» **Exercise brief**: Print each record below precisely, with every picture left out of the copy.

» **Data for this task**:
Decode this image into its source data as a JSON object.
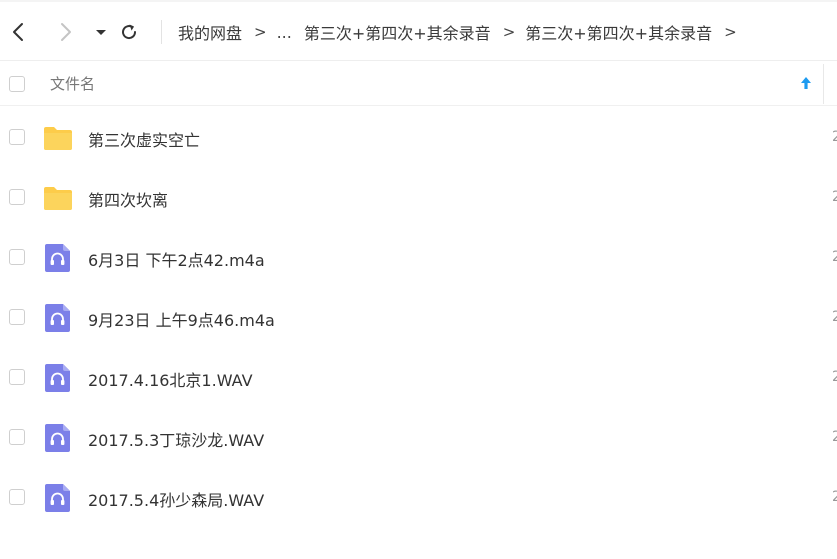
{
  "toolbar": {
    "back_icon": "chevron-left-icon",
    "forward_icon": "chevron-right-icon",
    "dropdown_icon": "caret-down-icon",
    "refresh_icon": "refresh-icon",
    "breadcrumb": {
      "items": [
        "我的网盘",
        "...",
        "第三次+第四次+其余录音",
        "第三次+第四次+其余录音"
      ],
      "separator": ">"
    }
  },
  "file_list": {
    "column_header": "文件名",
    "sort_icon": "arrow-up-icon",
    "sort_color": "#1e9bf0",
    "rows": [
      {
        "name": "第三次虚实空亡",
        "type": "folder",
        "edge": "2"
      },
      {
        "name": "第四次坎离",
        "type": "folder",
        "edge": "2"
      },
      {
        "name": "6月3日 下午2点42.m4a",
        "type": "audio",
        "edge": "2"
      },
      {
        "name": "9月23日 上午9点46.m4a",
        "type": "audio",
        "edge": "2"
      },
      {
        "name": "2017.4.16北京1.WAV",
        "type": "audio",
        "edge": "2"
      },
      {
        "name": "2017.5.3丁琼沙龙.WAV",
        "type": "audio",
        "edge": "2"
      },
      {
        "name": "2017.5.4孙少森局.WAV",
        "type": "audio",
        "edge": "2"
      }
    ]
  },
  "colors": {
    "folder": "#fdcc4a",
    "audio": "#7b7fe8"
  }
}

» **Result**:
Decode this image into its source data as a JSON object.
{
  "toolbar": {
    "back_icon": "chevron-left-icon",
    "forward_icon": "chevron-right-icon",
    "dropdown_icon": "caret-down-icon",
    "refresh_icon": "refresh-icon",
    "breadcrumb": {
      "items": [
        "我的网盘",
        "...",
        "第三次+第四次+其余录音",
        "第三次+第四次+其余录音"
      ],
      "separator": ">"
    }
  },
  "file_list": {
    "column_header": "文件名",
    "sort_icon": "arrow-up-icon",
    "sort_color": "#1e9bf0",
    "rows": [
      {
        "name": "第三次虚实空亡",
        "type": "folder",
        "edge": "2"
      },
      {
        "name": "第四次坎离",
        "type": "folder",
        "edge": "2"
      },
      {
        "name": "6月3日 下午2点42.m4a",
        "type": "audio",
        "edge": "2"
      },
      {
        "name": "9月23日 上午9点46.m4a",
        "type": "audio",
        "edge": "2"
      },
      {
        "name": "2017.4.16北京1.WAV",
        "type": "audio",
        "edge": "2"
      },
      {
        "name": "2017.5.3丁琼沙龙.WAV",
        "type": "audio",
        "edge": "2"
      },
      {
        "name": "2017.5.4孙少森局.WAV",
        "type": "audio",
        "edge": "2"
      }
    ]
  },
  "colors": {
    "folder": "#fdcc4a",
    "audio": "#7b7fe8"
  }
}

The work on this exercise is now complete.